The Outlaw is a 1941 American Western film, directed by Howard Hughes and starring Jack Buetel, Jane Russell, Thomas Mitchell, and Walter Huston. Hughes also produced the film, while Howard Hawks served as an uncredited co-director. The film is notable as Russell’s breakthrough role, turning the young actress into a sex symbol and a Hollywood icon. Later advertising billed Russell as the sole star.
Sheriff Pat Garrett (Thomas Mitchell) welcomes his old friend Doc Holliday (Walter Huston) to Lincoln, New Mexico. Doc is looking for his stolen horse and finds it in the possession of Billy the Kid (Jack Buetel). Despite this, the two gunfighters take a liking to each other, much to Pat’s disgust. This does not prevent Doc from trying to steal the horse back late that night, but Billy is waiting for him outside the barn.
After that, Billy decides to sleep in the barn, and shots are fired at him. He overpowers his ambusher, who turns out to be curvaceous young Rio McDonald (Jane Russell), Doc’s love-interest, who is out to avenge her dead brother.

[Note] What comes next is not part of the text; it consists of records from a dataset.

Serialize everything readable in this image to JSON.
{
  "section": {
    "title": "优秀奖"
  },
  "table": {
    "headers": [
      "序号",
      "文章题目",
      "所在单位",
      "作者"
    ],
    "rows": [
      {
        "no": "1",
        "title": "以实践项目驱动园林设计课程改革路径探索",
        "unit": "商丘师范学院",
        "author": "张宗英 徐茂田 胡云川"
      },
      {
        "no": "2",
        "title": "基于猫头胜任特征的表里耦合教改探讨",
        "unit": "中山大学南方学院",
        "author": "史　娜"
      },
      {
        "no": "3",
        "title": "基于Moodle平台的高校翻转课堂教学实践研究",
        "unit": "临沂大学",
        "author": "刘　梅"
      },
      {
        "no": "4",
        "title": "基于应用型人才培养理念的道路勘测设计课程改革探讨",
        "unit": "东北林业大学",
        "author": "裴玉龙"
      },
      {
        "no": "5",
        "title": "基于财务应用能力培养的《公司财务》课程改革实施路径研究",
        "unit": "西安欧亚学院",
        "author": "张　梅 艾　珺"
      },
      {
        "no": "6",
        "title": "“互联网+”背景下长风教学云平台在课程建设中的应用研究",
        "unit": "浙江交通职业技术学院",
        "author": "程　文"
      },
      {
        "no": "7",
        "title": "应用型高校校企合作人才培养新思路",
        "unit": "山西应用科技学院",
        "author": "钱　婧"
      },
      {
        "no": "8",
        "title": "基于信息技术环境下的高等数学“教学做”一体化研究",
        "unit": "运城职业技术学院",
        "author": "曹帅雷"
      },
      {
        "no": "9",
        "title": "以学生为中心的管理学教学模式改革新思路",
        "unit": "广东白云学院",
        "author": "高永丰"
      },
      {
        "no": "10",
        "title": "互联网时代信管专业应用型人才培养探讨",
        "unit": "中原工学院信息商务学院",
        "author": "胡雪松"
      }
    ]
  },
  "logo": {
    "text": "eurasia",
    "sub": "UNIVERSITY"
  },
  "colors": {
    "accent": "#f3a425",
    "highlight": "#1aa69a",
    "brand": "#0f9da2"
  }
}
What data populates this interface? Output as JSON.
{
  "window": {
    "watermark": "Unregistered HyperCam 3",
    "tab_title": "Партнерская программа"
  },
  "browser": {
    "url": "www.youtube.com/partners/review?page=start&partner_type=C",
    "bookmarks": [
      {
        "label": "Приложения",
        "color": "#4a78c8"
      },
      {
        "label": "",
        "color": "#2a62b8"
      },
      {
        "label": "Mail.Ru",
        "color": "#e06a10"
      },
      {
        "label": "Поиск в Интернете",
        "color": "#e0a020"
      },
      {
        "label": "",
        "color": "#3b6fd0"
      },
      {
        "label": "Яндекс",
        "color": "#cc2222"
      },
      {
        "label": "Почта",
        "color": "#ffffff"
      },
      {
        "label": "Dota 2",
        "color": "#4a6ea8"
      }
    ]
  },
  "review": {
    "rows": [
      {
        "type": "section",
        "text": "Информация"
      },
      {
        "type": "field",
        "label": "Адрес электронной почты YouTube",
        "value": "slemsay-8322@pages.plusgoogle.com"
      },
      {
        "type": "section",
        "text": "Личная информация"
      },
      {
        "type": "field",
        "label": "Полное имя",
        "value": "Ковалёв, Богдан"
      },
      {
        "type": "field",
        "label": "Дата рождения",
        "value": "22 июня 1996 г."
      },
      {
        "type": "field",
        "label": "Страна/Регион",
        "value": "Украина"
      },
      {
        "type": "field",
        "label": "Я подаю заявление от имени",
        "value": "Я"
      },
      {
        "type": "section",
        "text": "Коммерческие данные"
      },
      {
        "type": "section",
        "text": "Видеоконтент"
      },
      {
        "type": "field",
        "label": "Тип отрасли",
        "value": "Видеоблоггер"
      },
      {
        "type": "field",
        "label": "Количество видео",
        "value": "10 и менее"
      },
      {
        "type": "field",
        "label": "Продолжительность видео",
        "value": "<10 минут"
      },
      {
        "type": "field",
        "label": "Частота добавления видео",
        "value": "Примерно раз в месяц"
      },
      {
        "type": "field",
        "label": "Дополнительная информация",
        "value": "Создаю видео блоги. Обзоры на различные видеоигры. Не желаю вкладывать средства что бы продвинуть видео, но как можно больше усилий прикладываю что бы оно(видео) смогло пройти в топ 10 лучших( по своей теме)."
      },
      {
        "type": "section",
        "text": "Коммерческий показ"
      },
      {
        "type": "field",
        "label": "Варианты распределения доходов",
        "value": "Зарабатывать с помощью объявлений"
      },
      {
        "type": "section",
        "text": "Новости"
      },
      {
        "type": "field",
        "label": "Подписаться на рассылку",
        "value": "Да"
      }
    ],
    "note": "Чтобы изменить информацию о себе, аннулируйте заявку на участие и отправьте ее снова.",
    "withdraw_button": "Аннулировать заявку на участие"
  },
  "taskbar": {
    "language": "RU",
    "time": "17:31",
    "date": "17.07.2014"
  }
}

It is implied that he rapes her after ripping off her dress.
The next day, a stranger offers to shoot Pat in the back while Billy distracts the lawman. However, he is only setting the Kid up. Billy, suspicious as always, guns him down just before being shot himself. There are no witnesses, and Pat tries to arrest Billy. Pat does not understand when Doc sides with the Kid. As the pair start to leave, Pat shoots Billy, forcing Doc to shoot the gun out of his hand and kill two of Pat’s men.
Doc flees with Billy to the home of Rio and her aunt, Guadalupe (Mimi Aguglia). With a posse after them, Doc rides away. Instead of killing the unconscious Kid, Rio instead nurses him to health, a process that takes a month. By the time Doc returns, Rio has fallen in love with her patient. Doc is furious that Billy has stolen his girlfriend. After Doc’s anger subsides a bit, the Kid gives him a choice: the horse or Rio. To Billy’s annoyance, Doc picks the horse. Angered that both men value the animal more than her, Rio fills their canteens with sand. The two ride off without noticing.
On the trail, they find themselves being pursued by Pat and a posse. The pair surmise that Rio tipped the sheriff off. Doc kills a few men from long range, but leaves Pat unharmed.
When Doc wakes one m orning, he finds Billy gone and Pat waiting to handcuff him and take him back. Stopping at Rio’s, the two men find that Billy has left Rio tied up in sight of water out of revenge. Suspecting that Billy loves Rio (even if he himself does not realize it) and will return to free her, Pat waits. Sure enough, the Kid comes back and is captured.
On the way back to town, however, they find hostile Mescaleros all around. Pat reluctantly frees his prisoners and returns their revolvers after extracting a promise from Doc that he will give them back and make Billy do the same. They manage to elude the Indians, but Doc refuses to honor his word.
As Doc tries to leave with his horse, Billy stops him. The two men decide to have a duel, with a pleased Pat expecting Billy to lose. However, as they await the signal (the end of a clock signalling eight o’clock), Billy realizes that Doc is a true friend, and moves his hands away from his guns. Doc tries to provoke him, inflicting minor wounds in one hand and both ears, but the Kid still will not fire. The two reconcile. Furious, Pat calls Doc out, despite not having a chance. Doc makes no attempt to shoot his friend and is fatally wounded. Pat is aghast.
After Doc is buried, Pat offers to give Billy their friend’s revolvers. He also persuades Billy to give him his guns, saying that he can claim that it is Billy in the grave. The Kid can leave his past behind him and have a fresh start in life. However, it is all a trick. Pat had removed the firing pins from Doc’s revolvers. However, while comparing the guns, he inadvertently switched one of Doc’s for his. As a result, neither his gun nor Pat’s fires. Billy pulls out a second, working gun. He handcuffs Pat, judging that the lawman will still state that Billy is dead rather than admit the Kid left him helpless. As he is riding away, Billy stops and looks back; an overjoyed Rio gets on his horse.